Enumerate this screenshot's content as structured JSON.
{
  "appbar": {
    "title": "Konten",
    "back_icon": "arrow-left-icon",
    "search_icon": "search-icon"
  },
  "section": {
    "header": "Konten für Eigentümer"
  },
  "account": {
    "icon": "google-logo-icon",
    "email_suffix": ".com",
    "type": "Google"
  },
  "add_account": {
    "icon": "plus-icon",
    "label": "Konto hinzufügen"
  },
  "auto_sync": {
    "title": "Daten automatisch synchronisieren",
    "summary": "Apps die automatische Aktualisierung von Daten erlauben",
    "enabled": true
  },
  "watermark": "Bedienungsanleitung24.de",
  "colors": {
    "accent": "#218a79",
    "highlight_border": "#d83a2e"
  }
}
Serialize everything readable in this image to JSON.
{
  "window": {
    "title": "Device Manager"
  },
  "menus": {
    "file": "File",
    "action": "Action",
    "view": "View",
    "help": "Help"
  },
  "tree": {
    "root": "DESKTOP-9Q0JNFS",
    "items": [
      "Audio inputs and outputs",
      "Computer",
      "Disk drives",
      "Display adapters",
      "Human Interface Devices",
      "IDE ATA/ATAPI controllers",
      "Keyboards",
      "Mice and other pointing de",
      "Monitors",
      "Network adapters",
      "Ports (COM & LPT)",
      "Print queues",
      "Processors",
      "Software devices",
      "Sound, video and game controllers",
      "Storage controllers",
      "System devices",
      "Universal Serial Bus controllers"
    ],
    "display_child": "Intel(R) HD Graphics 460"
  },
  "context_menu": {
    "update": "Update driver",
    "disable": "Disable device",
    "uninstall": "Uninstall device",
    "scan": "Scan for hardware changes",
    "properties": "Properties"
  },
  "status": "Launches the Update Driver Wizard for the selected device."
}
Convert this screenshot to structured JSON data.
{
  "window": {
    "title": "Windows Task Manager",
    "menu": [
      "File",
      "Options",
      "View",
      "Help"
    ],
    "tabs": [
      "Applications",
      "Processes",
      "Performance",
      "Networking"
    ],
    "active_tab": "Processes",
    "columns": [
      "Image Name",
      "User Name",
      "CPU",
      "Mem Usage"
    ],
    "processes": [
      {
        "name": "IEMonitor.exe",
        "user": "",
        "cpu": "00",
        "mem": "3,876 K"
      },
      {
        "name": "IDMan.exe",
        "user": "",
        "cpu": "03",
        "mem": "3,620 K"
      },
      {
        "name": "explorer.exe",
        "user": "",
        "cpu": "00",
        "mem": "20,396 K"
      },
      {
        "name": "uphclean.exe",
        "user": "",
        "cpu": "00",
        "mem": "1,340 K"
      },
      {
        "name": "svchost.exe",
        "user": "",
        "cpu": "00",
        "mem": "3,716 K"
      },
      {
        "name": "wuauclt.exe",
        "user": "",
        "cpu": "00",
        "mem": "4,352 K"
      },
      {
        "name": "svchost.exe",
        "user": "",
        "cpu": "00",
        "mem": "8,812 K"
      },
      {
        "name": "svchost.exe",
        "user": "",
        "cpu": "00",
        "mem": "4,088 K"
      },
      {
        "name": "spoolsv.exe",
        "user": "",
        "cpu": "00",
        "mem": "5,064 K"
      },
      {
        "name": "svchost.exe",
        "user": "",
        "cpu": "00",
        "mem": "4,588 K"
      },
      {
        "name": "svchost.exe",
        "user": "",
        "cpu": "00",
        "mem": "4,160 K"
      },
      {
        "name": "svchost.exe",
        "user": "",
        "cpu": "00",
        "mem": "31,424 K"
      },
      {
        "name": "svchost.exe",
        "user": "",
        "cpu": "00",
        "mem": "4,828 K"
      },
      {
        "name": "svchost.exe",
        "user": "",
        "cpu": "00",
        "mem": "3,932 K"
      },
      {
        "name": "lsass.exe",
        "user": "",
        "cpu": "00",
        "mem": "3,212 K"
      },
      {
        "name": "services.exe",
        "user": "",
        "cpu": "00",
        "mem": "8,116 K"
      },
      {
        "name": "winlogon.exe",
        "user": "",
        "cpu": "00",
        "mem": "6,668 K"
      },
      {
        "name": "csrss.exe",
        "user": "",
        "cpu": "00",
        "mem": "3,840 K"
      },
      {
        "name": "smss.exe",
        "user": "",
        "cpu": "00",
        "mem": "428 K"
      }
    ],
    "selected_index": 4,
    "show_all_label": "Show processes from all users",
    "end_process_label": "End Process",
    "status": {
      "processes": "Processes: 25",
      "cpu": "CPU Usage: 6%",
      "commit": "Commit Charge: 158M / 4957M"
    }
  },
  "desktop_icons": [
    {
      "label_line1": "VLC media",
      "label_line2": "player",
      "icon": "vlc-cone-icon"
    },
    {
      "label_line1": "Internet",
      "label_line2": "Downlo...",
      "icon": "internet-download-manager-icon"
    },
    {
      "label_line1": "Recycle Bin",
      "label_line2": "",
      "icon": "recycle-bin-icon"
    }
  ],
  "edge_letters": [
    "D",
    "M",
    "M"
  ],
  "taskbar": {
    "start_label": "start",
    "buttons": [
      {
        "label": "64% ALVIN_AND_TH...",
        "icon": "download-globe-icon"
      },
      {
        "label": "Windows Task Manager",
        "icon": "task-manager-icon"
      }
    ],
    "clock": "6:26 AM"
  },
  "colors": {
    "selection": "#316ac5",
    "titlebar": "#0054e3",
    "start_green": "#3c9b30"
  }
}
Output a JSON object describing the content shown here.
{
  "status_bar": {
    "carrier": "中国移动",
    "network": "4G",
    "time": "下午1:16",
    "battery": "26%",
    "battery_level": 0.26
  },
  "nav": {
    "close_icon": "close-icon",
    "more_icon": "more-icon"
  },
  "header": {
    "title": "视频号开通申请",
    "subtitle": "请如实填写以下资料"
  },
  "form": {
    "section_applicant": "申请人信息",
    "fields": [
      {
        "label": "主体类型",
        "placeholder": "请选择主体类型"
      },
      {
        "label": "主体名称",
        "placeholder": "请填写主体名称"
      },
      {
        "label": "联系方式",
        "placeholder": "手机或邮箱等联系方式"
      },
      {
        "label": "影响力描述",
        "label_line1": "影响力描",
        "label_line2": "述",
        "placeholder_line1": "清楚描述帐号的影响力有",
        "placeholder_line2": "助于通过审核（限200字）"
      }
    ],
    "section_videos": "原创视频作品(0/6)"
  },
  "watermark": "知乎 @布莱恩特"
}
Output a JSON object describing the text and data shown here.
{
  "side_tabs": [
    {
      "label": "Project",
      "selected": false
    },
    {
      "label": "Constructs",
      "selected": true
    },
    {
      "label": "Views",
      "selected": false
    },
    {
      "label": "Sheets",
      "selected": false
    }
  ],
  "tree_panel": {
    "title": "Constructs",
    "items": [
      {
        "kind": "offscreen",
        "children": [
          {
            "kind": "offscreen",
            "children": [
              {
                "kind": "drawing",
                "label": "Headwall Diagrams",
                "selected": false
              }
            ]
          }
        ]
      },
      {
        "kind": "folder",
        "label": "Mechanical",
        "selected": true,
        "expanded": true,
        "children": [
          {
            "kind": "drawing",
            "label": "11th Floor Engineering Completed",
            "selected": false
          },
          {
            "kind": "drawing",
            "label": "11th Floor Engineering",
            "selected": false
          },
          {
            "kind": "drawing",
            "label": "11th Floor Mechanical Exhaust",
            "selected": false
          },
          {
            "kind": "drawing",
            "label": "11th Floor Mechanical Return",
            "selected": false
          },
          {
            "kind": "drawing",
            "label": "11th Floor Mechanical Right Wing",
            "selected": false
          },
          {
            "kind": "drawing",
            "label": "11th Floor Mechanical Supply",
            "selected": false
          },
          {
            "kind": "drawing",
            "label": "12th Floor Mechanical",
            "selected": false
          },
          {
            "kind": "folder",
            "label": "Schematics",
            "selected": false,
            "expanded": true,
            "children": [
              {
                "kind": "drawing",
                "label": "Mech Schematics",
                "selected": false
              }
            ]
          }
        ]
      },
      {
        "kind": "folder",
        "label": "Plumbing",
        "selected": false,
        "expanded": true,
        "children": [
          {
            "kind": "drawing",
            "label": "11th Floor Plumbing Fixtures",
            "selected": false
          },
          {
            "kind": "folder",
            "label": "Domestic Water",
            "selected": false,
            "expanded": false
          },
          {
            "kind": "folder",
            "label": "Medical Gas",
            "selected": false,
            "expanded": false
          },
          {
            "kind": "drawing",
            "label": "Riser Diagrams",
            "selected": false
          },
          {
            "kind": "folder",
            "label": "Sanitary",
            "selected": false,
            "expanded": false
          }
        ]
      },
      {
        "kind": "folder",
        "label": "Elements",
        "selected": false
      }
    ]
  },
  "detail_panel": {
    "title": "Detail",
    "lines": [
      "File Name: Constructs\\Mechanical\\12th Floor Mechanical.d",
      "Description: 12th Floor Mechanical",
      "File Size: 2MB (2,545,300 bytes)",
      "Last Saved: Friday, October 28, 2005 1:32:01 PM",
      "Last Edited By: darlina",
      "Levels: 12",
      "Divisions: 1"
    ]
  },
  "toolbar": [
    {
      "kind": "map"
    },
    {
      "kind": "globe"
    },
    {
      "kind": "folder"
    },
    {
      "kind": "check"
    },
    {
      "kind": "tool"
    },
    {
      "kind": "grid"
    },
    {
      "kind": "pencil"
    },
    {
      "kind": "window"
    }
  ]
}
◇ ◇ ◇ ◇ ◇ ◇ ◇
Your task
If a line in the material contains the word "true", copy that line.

Answer
    "enabled": true
      "selected": true
        "selected": true,
        "expanded": true,
            "expanded": true,
        "expanded": true,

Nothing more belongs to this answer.